(Data records for software interfaces)
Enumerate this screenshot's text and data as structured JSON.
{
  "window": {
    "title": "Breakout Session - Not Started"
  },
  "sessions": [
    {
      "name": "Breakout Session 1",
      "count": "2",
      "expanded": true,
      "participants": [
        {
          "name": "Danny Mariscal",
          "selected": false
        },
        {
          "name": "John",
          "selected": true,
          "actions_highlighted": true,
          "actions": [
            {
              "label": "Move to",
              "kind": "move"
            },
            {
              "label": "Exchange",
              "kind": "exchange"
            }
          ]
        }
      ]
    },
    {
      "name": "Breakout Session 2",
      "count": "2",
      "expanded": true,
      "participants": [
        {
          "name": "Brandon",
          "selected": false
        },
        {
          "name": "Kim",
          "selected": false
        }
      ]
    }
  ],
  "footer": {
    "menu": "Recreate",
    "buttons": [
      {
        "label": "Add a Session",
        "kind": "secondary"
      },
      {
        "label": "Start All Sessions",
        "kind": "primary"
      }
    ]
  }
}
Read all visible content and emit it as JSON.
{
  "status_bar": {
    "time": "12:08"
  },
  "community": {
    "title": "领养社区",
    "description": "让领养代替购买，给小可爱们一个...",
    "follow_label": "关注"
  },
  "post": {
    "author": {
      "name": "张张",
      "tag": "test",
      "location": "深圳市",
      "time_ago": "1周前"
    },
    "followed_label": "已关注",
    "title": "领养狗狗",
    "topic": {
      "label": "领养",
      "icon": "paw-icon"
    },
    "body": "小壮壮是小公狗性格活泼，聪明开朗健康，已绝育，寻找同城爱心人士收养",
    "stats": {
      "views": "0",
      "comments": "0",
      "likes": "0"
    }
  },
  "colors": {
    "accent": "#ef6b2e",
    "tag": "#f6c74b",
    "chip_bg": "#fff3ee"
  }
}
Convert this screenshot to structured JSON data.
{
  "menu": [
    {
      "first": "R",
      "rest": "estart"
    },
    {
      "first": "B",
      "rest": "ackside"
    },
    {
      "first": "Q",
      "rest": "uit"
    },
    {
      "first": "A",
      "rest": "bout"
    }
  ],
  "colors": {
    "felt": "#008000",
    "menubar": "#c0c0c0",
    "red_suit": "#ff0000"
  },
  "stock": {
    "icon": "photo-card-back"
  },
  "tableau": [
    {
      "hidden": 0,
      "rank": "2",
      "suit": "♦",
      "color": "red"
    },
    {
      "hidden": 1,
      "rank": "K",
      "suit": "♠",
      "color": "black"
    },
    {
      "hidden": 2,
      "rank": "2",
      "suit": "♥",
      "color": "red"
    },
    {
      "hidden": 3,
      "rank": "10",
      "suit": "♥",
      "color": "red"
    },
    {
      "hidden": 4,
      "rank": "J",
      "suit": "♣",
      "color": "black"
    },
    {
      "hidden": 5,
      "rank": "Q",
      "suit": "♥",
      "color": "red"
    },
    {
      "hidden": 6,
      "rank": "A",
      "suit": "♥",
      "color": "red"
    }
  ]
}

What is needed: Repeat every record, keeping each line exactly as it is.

Written answer:
Enumerate this screenshot's text and data as structured JSON.
{
  "window": {
    "title": "Breakout Session - Not Started"
  },
  "sessions": [
    {
      "name": "Breakout Session 1",
      "count": "2",
      "expanded": true,
      "participants": [
        {
          "name": "Danny Mariscal",
          "selected": false
        },
        {
          "name": "John",
          "selected": true,
          "actions_highlighted": true,
          "actions": [
            {
              "label": "Move to",
              "kind": "move"
            },
            {
              "label": "Exchange",
              "kind": "exchange"
            }
          ]
        }
      ]
    },
    {
      "name": "Breakout Session 2",
      "count": "2",
      "expanded": true,
      "participants": [
        {
          "name": "Brandon",
          "selected": false
        },
        {
          "name": "Kim",
          "selected": false
        }
      ]
    }
  ],
  "footer": {
    "menu": "Recreate",
    "buttons": [
      {
        "label": "Add a Session",
        "kind": "secondary"
      },
      {
        "label": "Start All Sessions",
        "kind": "primary"
      }
    ]
  }
}
Read all visible content and emit it as JSON.
{
  "status_bar": {
    "time": "12:08"
  },
  "community": {
    "title": "领养社区",
    "description": "让领养代替购买，给小可爱们一个...",
    "follow_label": "关注"
  },
  "post": {
    "author": {
      "name": "张张",
      "tag": "test",
      "location": "深圳市",
      "time_ago": "1周前"
    },
    "followed_label": "已关注",
    "title": "领养狗狗",
    "topic": {
      "label": "领养",
      "icon": "paw-icon"
    },
    "body": "小壮壮是小公狗性格活泼，聪明开朗健康，已绝育，寻找同城爱心人士收养",
    "stats": {
      "views": "0",
      "comments": "0",
      "likes": "0"
    }
  },
  "colors": {
    "accent": "#ef6b2e",
    "tag": "#f6c74b",
    "chip_bg": "#fff3ee"
  }
}
Convert this screenshot to structured JSON data.
{
  "menu": [
    {
      "first": "R",
      "rest": "estart"
    },
    {
      "first": "B",
      "rest": "ackside"
    },
    {
      "first": "Q",
      "rest": "uit"
    },
    {
      "first": "A",
      "rest": "bout"
    }
  ],
  "colors": {
    "felt": "#008000",
    "menubar": "#c0c0c0",
    "red_suit": "#ff0000"
  },
  "stock": {
    "icon": "photo-card-back"
  },
  "tableau": [
    {
      "hidden": 0,
      "rank": "2",
      "suit": "♦",
      "color": "red"
    },
    {
      "hidden": 1,
      "rank": "K",
      "suit": "♠",
      "color": "black"
    },
    {
      "hidden": 2,
      "rank": "2",
      "suit": "♥",
      "color": "red"
    },
    {
      "hidden": 3,
      "rank": "10",
      "suit": "♥",
      "color": "red"
    },
    {
      "hidden": 4,
      "rank": "J",
      "suit": "♣",
      "color": "black"
    },
    {
      "hidden": 5,
      "rank": "Q",
      "suit": "♥",
      "color": "red"
    },
    {
      "hidden": 6,
      "rank": "A",
      "suit": "♥",
      "color": "red"
    }
  ]
}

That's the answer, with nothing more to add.